▸ **What the task requires**:
All of the data that follows should be output again without any alteration.

▸ **Information supplied**:
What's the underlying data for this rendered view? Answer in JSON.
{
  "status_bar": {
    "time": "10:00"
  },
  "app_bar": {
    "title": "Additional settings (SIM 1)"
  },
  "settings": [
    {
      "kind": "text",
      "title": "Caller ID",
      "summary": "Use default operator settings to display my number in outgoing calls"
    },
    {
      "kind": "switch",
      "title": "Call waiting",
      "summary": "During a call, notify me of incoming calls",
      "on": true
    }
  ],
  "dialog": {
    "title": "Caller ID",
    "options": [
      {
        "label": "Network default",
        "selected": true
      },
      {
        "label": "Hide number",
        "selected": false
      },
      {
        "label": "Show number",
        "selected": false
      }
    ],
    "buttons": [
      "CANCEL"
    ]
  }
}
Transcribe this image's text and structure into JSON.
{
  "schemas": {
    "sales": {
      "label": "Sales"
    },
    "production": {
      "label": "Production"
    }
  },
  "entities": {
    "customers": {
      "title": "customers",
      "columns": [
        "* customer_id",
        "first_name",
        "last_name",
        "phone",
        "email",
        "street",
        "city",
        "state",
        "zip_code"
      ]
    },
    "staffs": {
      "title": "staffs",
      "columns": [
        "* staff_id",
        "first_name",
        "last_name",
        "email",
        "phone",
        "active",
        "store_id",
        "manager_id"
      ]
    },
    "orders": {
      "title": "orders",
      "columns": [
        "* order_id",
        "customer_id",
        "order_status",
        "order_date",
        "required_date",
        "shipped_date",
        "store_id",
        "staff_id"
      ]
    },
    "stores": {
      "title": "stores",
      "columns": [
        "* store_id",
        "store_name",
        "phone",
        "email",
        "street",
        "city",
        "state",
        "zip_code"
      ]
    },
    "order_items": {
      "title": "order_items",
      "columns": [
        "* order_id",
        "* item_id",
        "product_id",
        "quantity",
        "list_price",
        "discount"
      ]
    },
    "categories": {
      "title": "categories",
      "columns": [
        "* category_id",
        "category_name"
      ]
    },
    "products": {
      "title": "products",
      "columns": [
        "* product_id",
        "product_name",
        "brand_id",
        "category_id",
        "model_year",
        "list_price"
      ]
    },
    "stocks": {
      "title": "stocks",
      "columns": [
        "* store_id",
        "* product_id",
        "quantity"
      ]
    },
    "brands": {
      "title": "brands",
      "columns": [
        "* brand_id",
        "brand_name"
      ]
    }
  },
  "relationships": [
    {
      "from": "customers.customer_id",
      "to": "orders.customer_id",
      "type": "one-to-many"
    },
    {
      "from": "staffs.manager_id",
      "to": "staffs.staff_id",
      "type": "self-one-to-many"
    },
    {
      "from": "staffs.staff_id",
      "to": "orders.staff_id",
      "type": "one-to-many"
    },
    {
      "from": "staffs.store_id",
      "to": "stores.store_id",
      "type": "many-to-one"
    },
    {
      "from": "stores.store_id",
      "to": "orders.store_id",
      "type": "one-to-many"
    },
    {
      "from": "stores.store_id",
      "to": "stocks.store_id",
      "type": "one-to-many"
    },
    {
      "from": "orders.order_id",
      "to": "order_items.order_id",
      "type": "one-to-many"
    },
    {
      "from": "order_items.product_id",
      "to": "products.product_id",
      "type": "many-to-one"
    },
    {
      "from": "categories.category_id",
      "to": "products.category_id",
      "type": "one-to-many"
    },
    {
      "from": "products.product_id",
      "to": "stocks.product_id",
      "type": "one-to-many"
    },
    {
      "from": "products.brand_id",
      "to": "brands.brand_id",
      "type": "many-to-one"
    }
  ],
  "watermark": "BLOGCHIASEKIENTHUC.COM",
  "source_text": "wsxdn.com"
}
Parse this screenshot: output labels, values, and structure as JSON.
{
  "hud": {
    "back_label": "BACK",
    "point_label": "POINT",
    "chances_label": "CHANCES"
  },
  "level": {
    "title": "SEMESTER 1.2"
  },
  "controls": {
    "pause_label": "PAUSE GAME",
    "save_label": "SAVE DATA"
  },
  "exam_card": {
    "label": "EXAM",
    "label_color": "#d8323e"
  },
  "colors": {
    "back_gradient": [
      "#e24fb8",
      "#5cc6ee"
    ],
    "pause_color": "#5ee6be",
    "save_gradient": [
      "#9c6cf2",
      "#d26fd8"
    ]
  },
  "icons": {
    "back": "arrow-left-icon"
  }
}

▸ **Exercise result**:
What's the underlying data for this rendered view? Answer in JSON.
{
  "status_bar": {
    "time": "10:00"
  },
  "app_bar": {
    "title": "Additional settings (SIM 1)"
  },
  "settings": [
    {
      "kind": "text",
      "title": "Caller ID",
      "summary": "Use default operator settings to display my number in outgoing calls"
    },
    {
      "kind": "switch",
      "title": "Call waiting",
      "summary": "During a call, notify me of incoming calls",
      "on": true
    }
  ],
  "dialog": {
    "title": "Caller ID",
    "options": [
      {
        "label": "Network default",
        "selected": true
      },
      {
        "label": "Hide number",
        "selected": false
      },
      {
        "label": "Show number",
        "selected": false
      }
    ],
    "buttons": [
      "CANCEL"
    ]
  }
}
Transcribe this image's text and structure into JSON.
{
  "schemas": {
    "sales": {
      "label": "Sales"
    },
    "production": {
      "label": "Production"
    }
  },
  "entities": {
    "customers": {
      "title": "customers",
      "columns": [
        "* customer_id",
        "first_name",
        "last_name",
        "phone",
        "email",
        "street",
        "city",
        "state",
        "zip_code"
      ]
    },
    "staffs": {
      "title": "staffs",
      "columns": [
        "* staff_id",
        "first_name",
        "last_name",
        "email",
        "phone",
        "active",
        "store_id",
        "manager_id"
      ]
    },
    "orders": {
      "title": "orders",
      "columns": [
        "* order_id",
        "customer_id",
        "order_status",
        "order_date",
        "required_date",
        "shipped_date",
        "store_id",
        "staff_id"
      ]
    },
    "stores": {
      "title": "stores",
      "columns": [
        "* store_id",
        "store_name",
        "phone",
        "email",
        "street",
        "city",
        "state",
        "zip_code"
      ]
    },
    "order_items": {
      "title": "order_items",
      "columns": [
        "* order_id",
        "* item_id",
        "product_id",
        "quantity",
        "list_price",
        "discount"
      ]
    },
    "categories": {
      "title": "categories",
      "columns": [
        "* category_id",
        "category_name"
      ]
    },
    "products": {
      "title": "products",
      "columns": [
        "* product_id",
        "product_name",
        "brand_id",
        "category_id",
        "model_year",
        "list_price"
      ]
    },
    "stocks": {
      "title": "stocks",
      "columns": [
        "* store_id",
        "* product_id",
        "quantity"
      ]
    },
    "brands": {
      "title": "brands",
      "columns": [
        "* brand_id",
        "brand_name"
      ]
    }
  },
  "relationships": [
    {
      "from": "customers.customer_id",
      "to": "orders.customer_id",
      "type": "one-to-many"
    },
    {
      "from": "staffs.manager_id",
      "to": "staffs.staff_id",
      "type": "self-one-to-many"
    },
    {
      "from": "staffs.staff_id",
      "to": "orders.staff_id",
      "type": "one-to-many"
    },
    {
      "from": "staffs.store_id",
      "to": "stores.store_id",
      "type": "many-to-one"
    },
    {
      "from": "stores.store_id",
      "to": "orders.store_id",
      "type": "one-to-many"
    },
    {
      "from": "stores.store_id",
      "to": "stocks.store_id",
      "type": "one-to-many"
    },
    {
      "from": "orders.order_id",
      "to": "order_items.order_id",
      "type": "one-to-many"
    },
    {
      "from": "order_items.product_id",
      "to": "products.product_id",
      "type": "many-to-one"
    },
    {
      "from": "categories.category_id",
      "to": "products.category_id",
      "type": "one-to-many"
    },
    {
      "from": "products.product_id",
      "to": "stocks.product_id",
      "type": "one-to-many"
    },
    {
      "from": "products.brand_id",
      "to": "brands.brand_id",
      "type": "many-to-one"
    }
  ],
  "watermark": "BLOGCHIASEKIENTHUC.COM",
  "source_text": "wsxdn.com"
}
Parse this screenshot: output labels, values, and structure as JSON.
{
  "hud": {
    "back_label": "BACK",
    "point_label": "POINT",
    "chances_label": "CHANCES"
  },
  "level": {
    "title": "SEMESTER 1.2"
  },
  "controls": {
    "pause_label": "PAUSE GAME",
    "save_label": "SAVE DATA"
  },
  "exam_card": {
    "label": "EXAM",
    "label_color": "#d8323e"
  },
  "colors": {
    "back_gradient": [
      "#e24fb8",
      "#5cc6ee"
    ],
    "pause_color": "#5ee6be",
    "save_gradient": [
      "#9c6cf2",
      "#d26fd8"
    ]
  },
  "icons": {
    "back": "arrow-left-icon"
  }
}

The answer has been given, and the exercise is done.